I’ll concede that the title of this blog is a little clickbaity. Most companies have seen the light on this once-thorny issue. They know better than to get between a bleary-eyed traveling employee and their miles. But there are some who subscribe to the idea that because the company paid for the flight, the company owns the miles.
Even if this idea has some basis in law, it doesn’t mean it’s a good idea. Here are a few reasons why it’s better for everyone if employees can keep the miles for themselves.
- Hoarding miles creates resentment from valued employees
Yes, the company paid for the flight and the hotel. But it didn’t pay for a holiday. It was the employee who suffered through the long flight. They were in a conference room, not at the beach. For business travelers, time spent in airport terminals is time away from home and family.
When you take away one of the few perks of business travel, employees tend to be pretty grumpy about it. A CWT survey found that 61% of employees factor in a company’s travel policy when evaluating a new job opportunity. Not surprisingly, the number is higher - 71% - among employees who are likely to take more than ten business trips a year.
Letting employees keep their miles shows them you value their contribution and you recognize the sacrifices they make when they’re on the road. If a company keeps the miles then other workplaces could start to look more appealing.
- Miles are worth much more to employees than to the company
Maybe your company wants to tighten its belt. That’s fair enough. And it’s perfectly reasonable to expect your employees to follow your travel policy, and not book a more expensive flight just for the miles.
But there’s a lot of research calculating how much airline miles are worth in cash terms. And while the estimates vary, the clear consensus is that they’re not worth much. One mile might be worth two cents if it’s a generous program.
On the other hand, a tired business traveler will surely find a great deal of value in an occasional upgrade to business class or a nicer hotel room. So why not let them have it?
- Do you really want to deal with the mess?
Frankly speaking, miles are a clumsy form of currency. They can only be used in prescribed ways, they expire and who knows when an airline will suddenly require more of them to book a flight?
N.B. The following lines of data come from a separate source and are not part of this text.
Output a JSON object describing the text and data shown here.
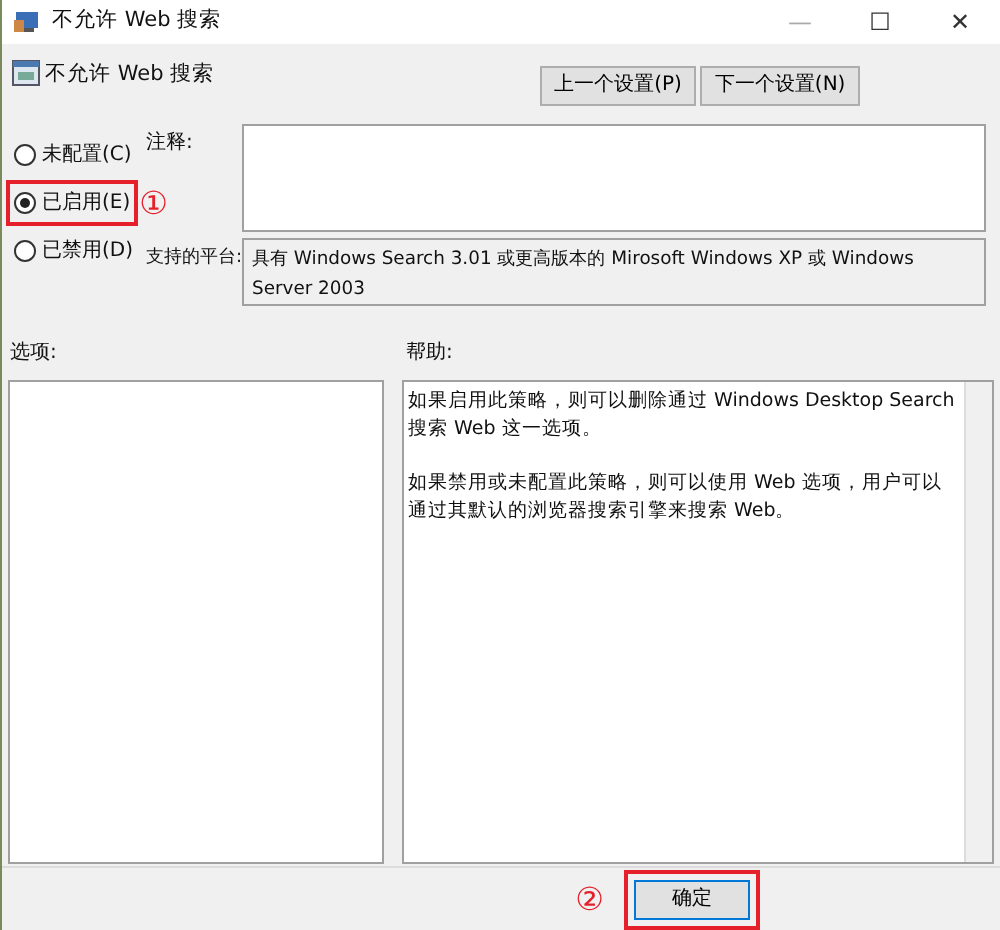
{
  "window": {
    "title": "不允许 Web 搜索",
    "controls": [
      "—",
      "☐",
      "✕"
    ]
  },
  "header": {
    "title": "不允许 Web 搜索",
    "buttons": [
      {
        "label": "上一个设置(P)"
      },
      {
        "label": "下一个设置(N)"
      }
    ]
  },
  "states": [
    {
      "label": "未配置(C)",
      "selected": false,
      "highlighted": false
    },
    {
      "label": "已启用(E)",
      "selected": true,
      "highlighted": true,
      "annotation": "①"
    },
    {
      "label": "已禁用(D)",
      "selected": false,
      "highlighted": false
    }
  ],
  "comment": {
    "label": "注释:"
  },
  "platform": {
    "label": "支持的平台:",
    "text": "具有 Windows Search 3.01 或更高版本的 Mirosoft Windows XP 或 Windows Server 2003"
  },
  "options": {
    "label": "选项:"
  },
  "help": {
    "label": "帮助:",
    "paragraphs": [
      "如果启用此策略，则可以删除通过 Windows Desktop Search 搜索 Web 这一选项。",
      "如果禁用或未配置此策略，则可以使用 Web 选项，用户可以通过其默认的浏览器搜索引擎来搜索 Web。"
    ]
  },
  "footer": {
    "buttons": [
      {
        "label": "确定",
        "default": true,
        "highlighted": true,
        "annotation": "②"
      }
    ]
  }
}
If a company could find a way to put all its employees’ miles in a single bucket, it would create another mess to untangle. An administrator of a large travel program could find themselves spending hours allocating benefits to where they’re most useful or finding ways to spend miles before they expire. In fact, given the additional hours, it may actually be a cost rather than a saving for the company to keep the miles for itself.
For a company, it’s a headache at best and an expense at worst. For an employee, who only deals with their own miles, it’s not such a problem.
So who owns the miles? In a technical sense, the company might have a legitimate claim on an employee’s airline miles. But a company won’t gain much (if anything) by forcing employees to surrender miles. And given the administrative headaches and general ill will, it’s simply not worth it.